> [What the task requires]:
Give the entries again, exactly as written.

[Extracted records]
###
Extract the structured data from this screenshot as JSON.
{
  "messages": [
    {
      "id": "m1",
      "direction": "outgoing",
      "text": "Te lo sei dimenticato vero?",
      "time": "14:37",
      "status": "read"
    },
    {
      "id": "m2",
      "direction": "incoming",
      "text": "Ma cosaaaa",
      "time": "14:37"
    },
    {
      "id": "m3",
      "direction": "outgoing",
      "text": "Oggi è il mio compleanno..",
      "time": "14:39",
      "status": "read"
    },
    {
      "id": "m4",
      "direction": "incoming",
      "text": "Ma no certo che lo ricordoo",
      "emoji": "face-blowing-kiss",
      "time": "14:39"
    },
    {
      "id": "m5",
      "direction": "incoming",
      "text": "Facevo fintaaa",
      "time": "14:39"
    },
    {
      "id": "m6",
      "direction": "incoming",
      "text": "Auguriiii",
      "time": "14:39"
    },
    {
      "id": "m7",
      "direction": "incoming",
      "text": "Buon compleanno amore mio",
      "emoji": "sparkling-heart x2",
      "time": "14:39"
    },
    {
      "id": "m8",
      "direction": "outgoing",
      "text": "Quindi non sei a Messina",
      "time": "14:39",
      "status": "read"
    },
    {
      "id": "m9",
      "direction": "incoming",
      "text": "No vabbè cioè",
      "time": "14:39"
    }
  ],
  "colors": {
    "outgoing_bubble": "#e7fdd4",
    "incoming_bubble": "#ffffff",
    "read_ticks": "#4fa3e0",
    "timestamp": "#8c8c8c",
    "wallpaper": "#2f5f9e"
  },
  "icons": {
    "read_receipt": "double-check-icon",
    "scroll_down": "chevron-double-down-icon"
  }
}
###
> [Answer to this task]:
Extract the structured data from this screenshot as JSON.
{
  "messages": [
    {
      "id": "m1",
      "direction": "outgoing",
      "text": "Te lo sei dimenticato vero?",
      "time": "14:37",
      "status": "read"
    },
    {
      "id": "m2",
      "direction": "incoming",
      "text": "Ma cosaaaa",
      "time": "14:37"
    },
    {
      "id": "m3",
      "direction": "outgoing",
      "text": "Oggi è il mio compleanno..",
      "time": "14:39",
      "status": "read"
    },
    {
      "id": "m4",
      "direction": "incoming",
      "text": "Ma no certo che lo ricordoo",
      "emoji": "face-blowing-kiss",
      "time": "14:39"
    },
    {
      "id": "m5",
      "direction": "incoming",
      "text": "Facevo fintaaa",
      "time": "14:39"
    },
    {
      "id": "m6",
      "direction": "incoming",
      "text": "Auguriiii",
      "time": "14:39"
    },
    {
      "id": "m7",
      "direction": "incoming",
      "text": "Buon compleanno amore mio",
      "emoji": "sparkling-heart x2",
      "time": "14:39"
    },
    {
      "id": "m8",
      "direction": "outgoing",
      "text": "Quindi non sei a Messina",
      "time": "14:39",
      "status": "read"
    },
    {
      "id": "m9",
      "direction": "incoming",
      "text": "No vabbè cioè",
      "time": "14:39"
    }
  ],
  "colors": {
    "outgoing_bubble": "#e7fdd4",
    "incoming_bubble": "#ffffff",
    "read_ticks": "#4fa3e0",
    "timestamp": "#8c8c8c",
    "wallpaper": "#2f5f9e"
  },
  "icons": {
    "read_receipt": "double-check-icon",
    "scroll_down": "chevron-double-down-icon"
  }
}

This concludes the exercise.